I’ve avoided a comparison to Batman in this review. There really isn’t one. Foster’s story owes something to Superman (Batman didn’t fly, did he?), but it’s more inspired by the 1940s radio and TV late afternoon kid shows where the main character would hawk premiums. The mention of box tops is more a cultural reference, and a brief one, than a parody. Mustn’t upset that nice sponsor Kellogg or its ad agency. The Jay Ward studio, with its counterfeit box top plot-line on “Rocky and Bullwinkle,” learned that the hard way.


  1. The comparison with the suit is probably closer to Maltese's Batman costume the Coyote donned in "Gee Whiz-z-z-z-z-z-z" (one of the Road Runners Nordli worked on) -- Maltese had the costume work, but fail because the overconfident Coyote doesn't pay attention. Foster goes back more to his "Everything works for Bugs/Tweety and doesn't for Sam/Sylvester" routine here with Yogi and the Ranger, where the bat suit's success depends on who's wearing it. It's not as good as example of personality animation as with the Warners' effort, but since Warren had to squeeze five minutes instead of 30 seconds out of the plot device, it's also understandable.

  2. Not knowing any better, for years I assumed BATTY BEAR was inspired by the 1966 BATMAN television series craze! When I finally found out that it was made in the early sixties I was astounded as to how ahead of its time it was!

  3. 2/1/15 Wrote:
    Christopher, the Batman series came out in January 1966; This cartoon came out around 1961-62, so this Batman parody with Yogi came first (though it was preceded by Wile E. Coyote donning the Bat-suit in an earlier Warner Brothers Cartoon, and failing, of course by crashing into a cliff while flying, then falling to the ground. This was pointed out by J. Lee in the above comment from a cartoon titled "Gee Whizz-zzz-zzz.") Batman doesn't fly literally, but he can do terrifying leaps, fly in a Bat-copter, and has a Bat Jet-pack to elevate him. These were just some of many of the endless "Bat Objects" he was saddled with over the years. Maltese was obviously inspired by the Batman comic books, and the short-lived movie serials put out by Columbia Pictures from 1941, 1943, and 1945. "Batman" was changed to "Bat Guy" to avoid the lawsuits from DC comics.

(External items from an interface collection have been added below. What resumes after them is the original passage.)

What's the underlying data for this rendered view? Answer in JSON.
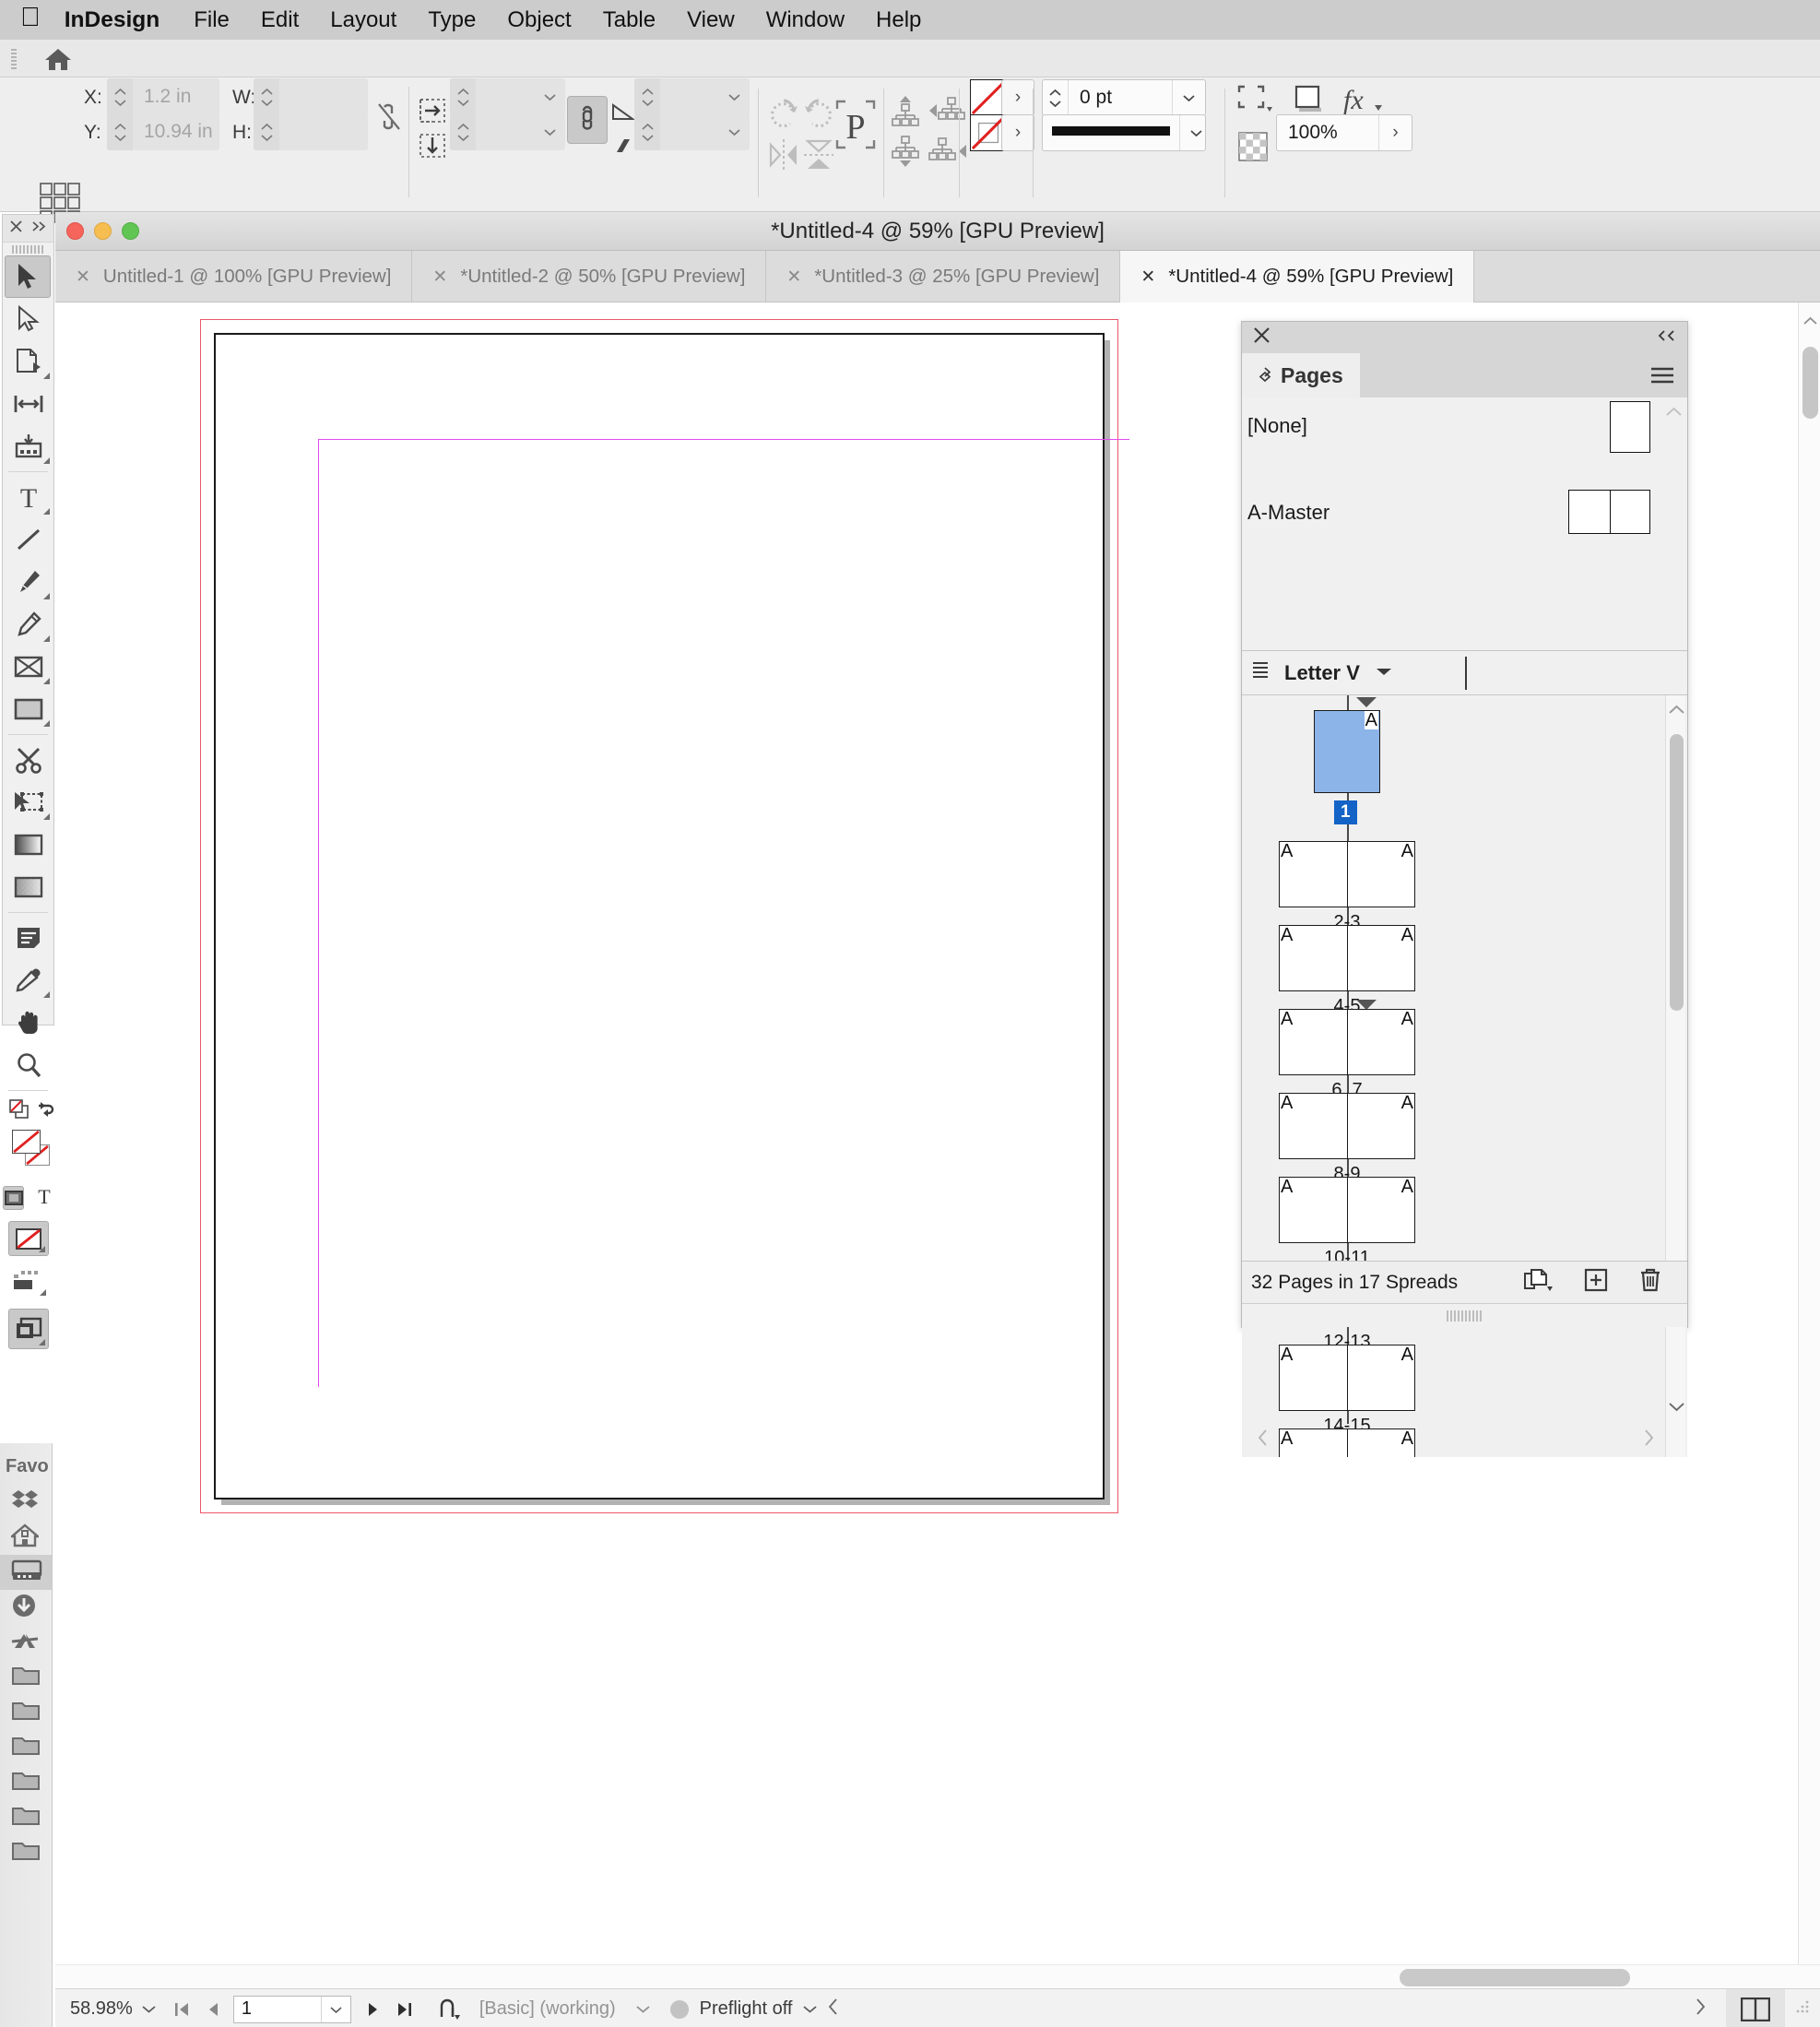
{
  "menubar": {
    "apple_icon": "apple-logo-icon",
    "items": [
      "InDesign",
      "File",
      "Edit",
      "Layout",
      "Type",
      "Object",
      "Table",
      "View",
      "Window",
      "Help"
    ]
  },
  "appbar": {
    "home_icon": "home-icon"
  },
  "control_panel": {
    "reference_point_icon": "reference-point-proxy-icon",
    "x_label": "X:",
    "x_value": "1.2 in",
    "y_label": "Y:",
    "y_value": "10.94 in",
    "w_label": "W:",
    "w_value": "",
    "h_label": "H:",
    "h_value": "",
    "constrain_icon": "broken-chain-link-icon",
    "scale_x_icon": "scale-horizontal-icon",
    "scale_y_icon": "scale-vertical-icon",
    "scale_x_value": "",
    "scale_y_value": "",
    "link_scale_icon": "chain-link-icon",
    "rotation_icon": "rotation-angle-icon",
    "rotation_value": "",
    "shear_icon": "shear-icon",
    "shear_value": "",
    "rotate_cw_icon": "rotate-clockwise-icon",
    "rotate_ccw_icon": "rotate-counterclockwise-icon",
    "flip_h_icon": "flip-horizontal-icon",
    "flip_v_icon": "flip-vertical-icon",
    "container_icon": "select-container-p-icon",
    "select_prev_icon": "select-previous-object-icon",
    "select_next_icon": "select-next-object-icon",
    "select_parent_icon": "select-parent-icon",
    "select_child_icon": "select-child-icon",
    "fill_swatch": "none-fill-icon",
    "stroke_swatch": "none-stroke-icon",
    "stroke_weight_value": "0 pt",
    "stroke_style_icon": "solid-stroke-line",
    "corner_options_icon": "corner-options-icon",
    "drop_shadow_icon": "drop-shadow-icon",
    "effects_icon": "fx-effects-icon",
    "opacity_icon": "transparency-grid-icon",
    "opacity_value": "100%"
  },
  "toolbox": {
    "close_icon": "close-icon",
    "expand_icon": "expand-panel-icon",
    "tools": [
      {
        "name": "selection-tool",
        "selected": true
      },
      {
        "name": "direct-selection-tool",
        "selected": false
      },
      {
        "name": "page-tool",
        "selected": false
      },
      {
        "name": "gap-tool",
        "selected": false
      },
      {
        "name": "content-collector-tool",
        "selected": false
      },
      {
        "name": "type-tool",
        "selected": false
      },
      {
        "name": "line-tool",
        "selected": false
      },
      {
        "name": "pen-tool",
        "selected": false
      },
      {
        "name": "pencil-tool",
        "selected": false
      },
      {
        "name": "frame-tool",
        "selected": false
      },
      {
        "name": "rectangle-tool",
        "selected": false
      },
      {
        "name": "scissors-tool",
        "selected": false
      },
      {
        "name": "free-transform-tool",
        "selected": false
      },
      {
        "name": "gradient-swatch-tool",
        "selected": false
      },
      {
        "name": "gradient-feather-tool",
        "selected": false
      },
      {
        "name": "note-tool",
        "selected": false
      },
      {
        "name": "eyedropper-tool",
        "selected": false
      },
      {
        "name": "hand-tool",
        "selected": false
      },
      {
        "name": "zoom-tool",
        "selected": false
      }
    ],
    "swap_fill_stroke_icon": "swap-fill-stroke-icon",
    "default_fill_stroke_icon": "default-fill-stroke-icon",
    "fill_box_icon": "fill-none-box-icon",
    "stroke_box_icon": "stroke-none-box-icon",
    "formatting_container_icon": "formatting-affects-container-icon",
    "formatting_text_icon": "formatting-affects-text-icon",
    "apply_none_icon": "apply-none-icon",
    "normal_view_icon": "normal-view-mode-icon",
    "preview_view_icon": "preview-view-mode-icon"
  },
  "finder_sidebar": {
    "title": "Favo",
    "items": [
      {
        "name": "dropbox-icon",
        "selected": false
      },
      {
        "name": "home-folder-icon",
        "selected": false
      },
      {
        "name": "desktop-icon",
        "selected": true
      },
      {
        "name": "downloads-icon",
        "selected": false
      },
      {
        "name": "applications-icon",
        "selected": false
      },
      {
        "name": "folder-icon",
        "selected": false
      },
      {
        "name": "folder-icon",
        "selected": false
      },
      {
        "name": "folder-icon",
        "selected": false
      },
      {
        "name": "folder-icon",
        "selected": false
      },
      {
        "name": "folder-icon",
        "selected": false
      },
      {
        "name": "folder-icon",
        "selected": false
      }
    ]
  },
  "document_window": {
    "title": "*Untitled-4 @ 59% [GPU Preview]",
    "traffic_lights": [
      "close-button",
      "minimize-button",
      "zoom-button"
    ],
    "tabs": [
      {
        "label": "Untitled-1 @ 100% [GPU Preview]",
        "active": false
      },
      {
        "label": "*Untitled-2 @ 50% [GPU Preview]",
        "active": false
      },
      {
        "label": "*Untitled-3 @ 25% [GPU Preview]",
        "active": false
      },
      {
        "label": "*Untitled-4 @ 59% [GPU Preview]",
        "active": true
      }
    ],
    "canvas": {
      "bleed_guide_color": "#ec5768",
      "page_border_color": "#1a1a1a",
      "margin_guide_color": "#e24bf0",
      "page_background": "#ffffff"
    },
    "status_bar": {
      "zoom_value": "58.98%",
      "zoom_chevron_icon": "chevron-down-icon",
      "first_page_icon": "first-page-icon",
      "prev_page_icon": "previous-page-icon",
      "page_number": "1",
      "page_dropdown_icon": "chevron-down-icon",
      "next_page_icon": "next-page-icon",
      "last_page_icon": "last-page-icon",
      "no_errors_icon": "no-errors-icon",
      "style_text": "[Basic] (working)",
      "style_chevron_icon": "chevron-down-icon",
      "preflight_status_icon": "preflight-status-dot",
      "preflight_text": "Preflight off",
      "preflight_chevron_icon": "chevron-down-icon",
      "collapse_left_icon": "chevron-left-icon",
      "expand_right_icon": "chevron-right-icon",
      "split_view_icon": "split-window-icon",
      "resize_grip_icon": "resize-grip-icon"
    },
    "vertical_scrollbar_icon": "scroll-up-arrow-icon"
  },
  "pages_panel": {
    "close_icon": "close-icon",
    "collapse_icon": "collapse-to-icons-icon",
    "tab_label": "Pages",
    "tab_diamond_icon": "panel-diamond-icon",
    "menu_icon": "panel-menu-hamburger-icon",
    "masters": [
      {
        "name": "[None]",
        "kind": "single"
      },
      {
        "name": "A-Master",
        "kind": "spread"
      }
    ],
    "page_size": {
      "list_icon": "page-size-list-icon",
      "label": "Letter V",
      "chevron_icon": "chevron-down-icon"
    },
    "spreads": [
      {
        "label": "",
        "pages": 1,
        "selected": true,
        "markers": [
          "A"
        ],
        "badge": "1",
        "triangle": true
      },
      {
        "label": "2-3",
        "pages": 2,
        "selected": false,
        "markers": [
          "A",
          "A"
        ],
        "triangle": false
      },
      {
        "label": "4-5",
        "pages": 2,
        "selected": false,
        "markers": [
          "A",
          "A"
        ],
        "triangle": false
      },
      {
        "label": "6, 7",
        "pages": 2,
        "selected": false,
        "markers": [
          "A",
          "A"
        ],
        "triangle": true
      },
      {
        "label": "8-9",
        "pages": 2,
        "selected": false,
        "markers": [
          "A",
          "A"
        ],
        "triangle": false
      },
      {
        "label": "10-11",
        "pages": 2,
        "selected": false,
        "markers": [
          "A",
          "A"
        ],
        "triangle": false
      },
      {
        "label": "12-13",
        "pages": 2,
        "selected": false,
        "markers": [
          "A",
          "A"
        ],
        "triangle": false
      },
      {
        "label": "14-15",
        "pages": 2,
        "selected": false,
        "markers": [
          "A",
          "A"
        ],
        "triangle": false
      },
      {
        "label": "",
        "pages": 2,
        "selected": false,
        "markers": [
          "A",
          "A"
        ],
        "triangle": false
      }
    ],
    "footer": {
      "count_text": "32 Pages in 17 Spreads",
      "edit_page_size_icon": "edit-page-size-icon",
      "new_page_icon": "new-page-icon",
      "delete_page_icon": "delete-page-trash-icon"
    },
    "scroll_left_icon": "chevron-left-icon",
    "scroll_right_icon": "chevron-right-icon",
    "scroll_down_icon": "chevron-down-icon",
    "scroll_up_icon": "chevron-up-icon",
    "resize_grip_icon": "resize-grip-icon"
  }
}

  4. Nice to see another review. Before I even saw J.Lee's comment ,"Gee Whizz"
    (and that scene from "Zip Zip Hooray" and :"The Adventures of the Roadrunner',a 1961 featurette, WB animation's only one, that segmented it,) came to mind when I saw the pics of Yogi. Steve J.,Carras

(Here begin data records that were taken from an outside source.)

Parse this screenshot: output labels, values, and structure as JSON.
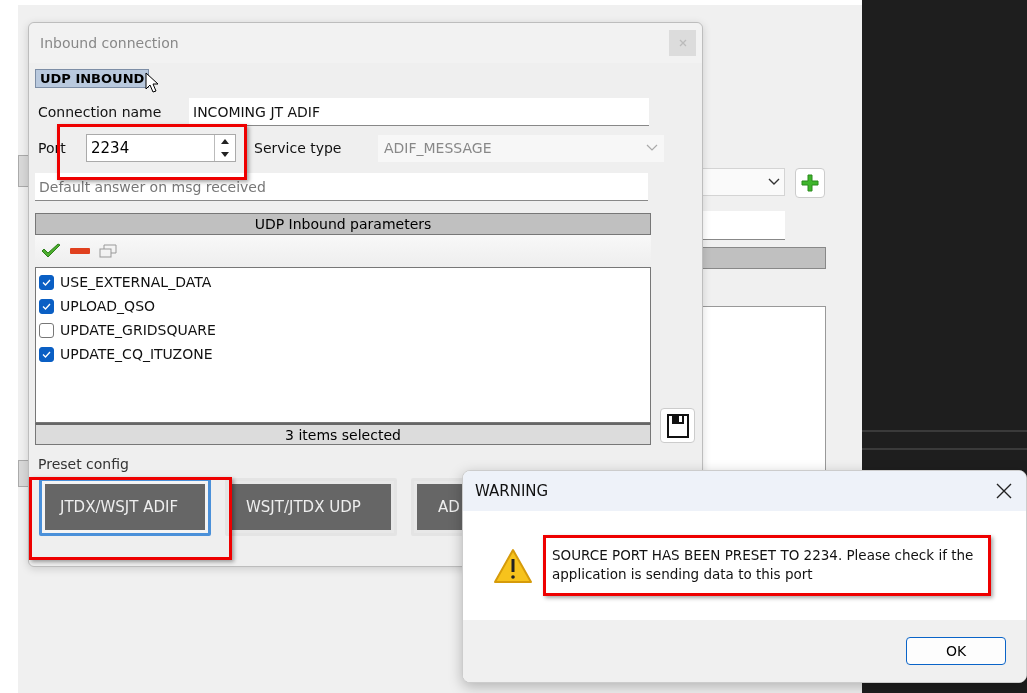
{
  "dialog": {
    "title": "Inbound connection",
    "section_label": "UDP INBOUND",
    "connection_name_label": "Connection name",
    "connection_name": "INCOMING JT ADIF",
    "port_label": "Port",
    "port": "2234",
    "service_type_label": "Service type",
    "service_type": "ADIF_MESSAGE",
    "default_answer_placeholder": "Default answer on msg received",
    "parameters_header": "UDP Inbound parameters",
    "parameters": [
      {
        "label": "USE_EXTERNAL_DATA",
        "checked": true
      },
      {
        "label": "UPLOAD_QSO",
        "checked": true
      },
      {
        "label": "UPDATE_GRIDSQUARE",
        "checked": false
      },
      {
        "label": "UPDATE_CQ_ITUZONE",
        "checked": true
      }
    ],
    "status": "3 items selected",
    "preset_label": "Preset config",
    "presets": [
      {
        "label": "JTDX/WSJT ADIF",
        "selected": true
      },
      {
        "label": "WSJT/JTDX UDP",
        "selected": false
      },
      {
        "label": "AD",
        "selected": false
      }
    ]
  },
  "warning": {
    "title": "WARNING",
    "message": "SOURCE PORT HAS BEEN PRESET TO 2234. Please check if the application is sending data to this port",
    "ok": "OK"
  }
}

  5. Reading Bay Guy’s statement, pleading for the kids to save his job “…since I wear a mask, I can be easily replaced…” reminded me of when The Lone Ranger’s Clayton Moore left the series (or was fired) over a salary dispute and was replaced with John Hart. Even though they both wore masks, the change was obvious.

  6. There was some superhero/masked guy show of which William Hanna and Joseph Barbera were fans of. Think about it, one of the hidden and underrated symbols of Hanna-Barbera is, as they say, "the ol' kid (or bear) worships TV hero star so father dresses up and impersonate him to make kid (or bear?) happy."

    ''Augie Doggie and Doggie Daddy'', ''Yogi Bear'', ''The Flintstones'', ''Magilla Gorilla'' and ''The Tom and Jerry Show'' - Spike and Tyke segment, and maybe I am omitting someone. The point is that there was some show from which they channeled all of this stuff, sure in some of the studio's adaptations the persona of the character of the actor playing the superhero was snobbish, too sick to make it but made it anyway, and finally nice.

    Does anyone know the show that caused this tsunami of these stories. Sure it took us some time to make the connection, but still, we were fed a lot of these stories. Also maybe it, in a way inspired ''Quick Draw McGraw'' with the whole masked avenger bit.-Georgi

  7. As I recall, it wasn't that the suit perversely refused to work for Mr. Ranger; I believe Yogi told Boo-Boo that the strong updraft "dives down later in the day".